[DATA PROVIDED — start]
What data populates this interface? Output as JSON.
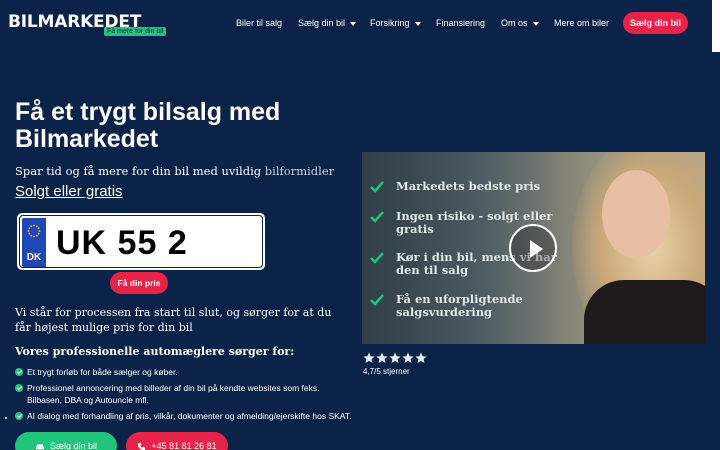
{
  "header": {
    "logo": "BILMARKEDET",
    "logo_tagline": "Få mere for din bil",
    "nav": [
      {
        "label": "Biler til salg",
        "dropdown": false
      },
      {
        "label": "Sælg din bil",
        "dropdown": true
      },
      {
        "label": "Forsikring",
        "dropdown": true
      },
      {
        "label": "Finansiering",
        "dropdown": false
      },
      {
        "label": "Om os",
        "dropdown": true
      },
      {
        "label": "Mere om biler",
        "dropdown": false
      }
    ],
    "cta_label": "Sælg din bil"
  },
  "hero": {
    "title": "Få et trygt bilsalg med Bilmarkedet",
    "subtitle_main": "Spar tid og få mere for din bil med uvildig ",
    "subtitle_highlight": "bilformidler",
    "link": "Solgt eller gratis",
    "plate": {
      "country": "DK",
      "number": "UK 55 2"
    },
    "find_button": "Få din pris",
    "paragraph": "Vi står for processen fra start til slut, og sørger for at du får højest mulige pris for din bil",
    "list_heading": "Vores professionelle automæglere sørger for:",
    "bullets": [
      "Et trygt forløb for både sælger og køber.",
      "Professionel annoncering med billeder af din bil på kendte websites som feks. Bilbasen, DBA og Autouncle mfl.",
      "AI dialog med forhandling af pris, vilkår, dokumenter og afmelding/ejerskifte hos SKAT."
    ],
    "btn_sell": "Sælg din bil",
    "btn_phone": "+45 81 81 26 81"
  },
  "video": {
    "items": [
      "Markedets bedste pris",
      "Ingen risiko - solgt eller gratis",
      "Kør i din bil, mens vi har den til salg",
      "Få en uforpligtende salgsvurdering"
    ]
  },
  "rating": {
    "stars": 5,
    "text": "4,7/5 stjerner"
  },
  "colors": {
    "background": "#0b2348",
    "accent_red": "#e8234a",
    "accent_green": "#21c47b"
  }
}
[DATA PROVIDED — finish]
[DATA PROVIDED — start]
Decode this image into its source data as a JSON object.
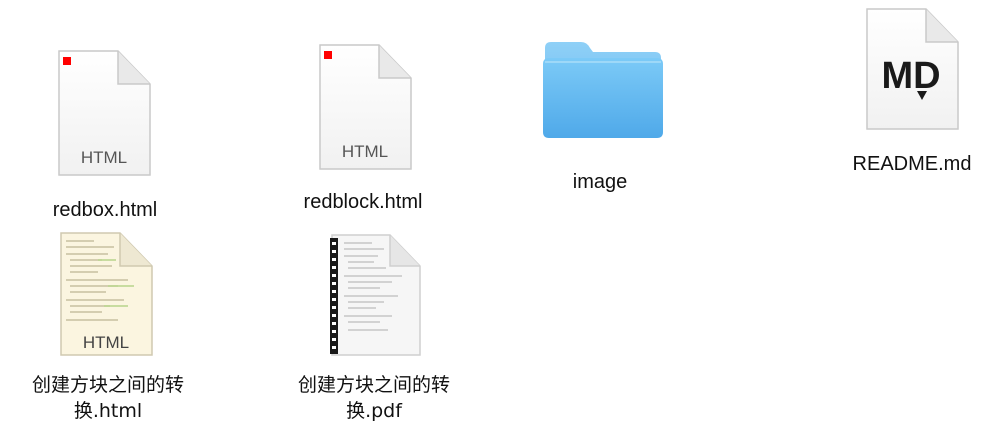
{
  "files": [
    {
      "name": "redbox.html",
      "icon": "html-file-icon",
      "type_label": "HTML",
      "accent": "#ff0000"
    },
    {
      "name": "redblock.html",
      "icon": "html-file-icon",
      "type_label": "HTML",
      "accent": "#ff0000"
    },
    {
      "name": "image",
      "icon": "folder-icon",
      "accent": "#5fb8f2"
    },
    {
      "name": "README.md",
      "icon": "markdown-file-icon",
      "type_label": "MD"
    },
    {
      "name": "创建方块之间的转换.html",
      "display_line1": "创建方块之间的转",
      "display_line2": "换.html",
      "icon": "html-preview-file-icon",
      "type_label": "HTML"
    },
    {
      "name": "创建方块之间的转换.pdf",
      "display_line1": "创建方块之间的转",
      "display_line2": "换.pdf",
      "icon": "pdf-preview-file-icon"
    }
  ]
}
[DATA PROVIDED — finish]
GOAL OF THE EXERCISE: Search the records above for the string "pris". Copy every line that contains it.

YOUR RESPONSE:
    "find_button": "Få din pris",
    "paragraph": "Vi står for processen fra start til slut, og sørger for at du får højest mulige pris for din bil",
      "AI dialog med forhandling af pris, vilkår, dokumenter og afmelding/ejerskifte hos SKAT."
      "Markedets bedste pris",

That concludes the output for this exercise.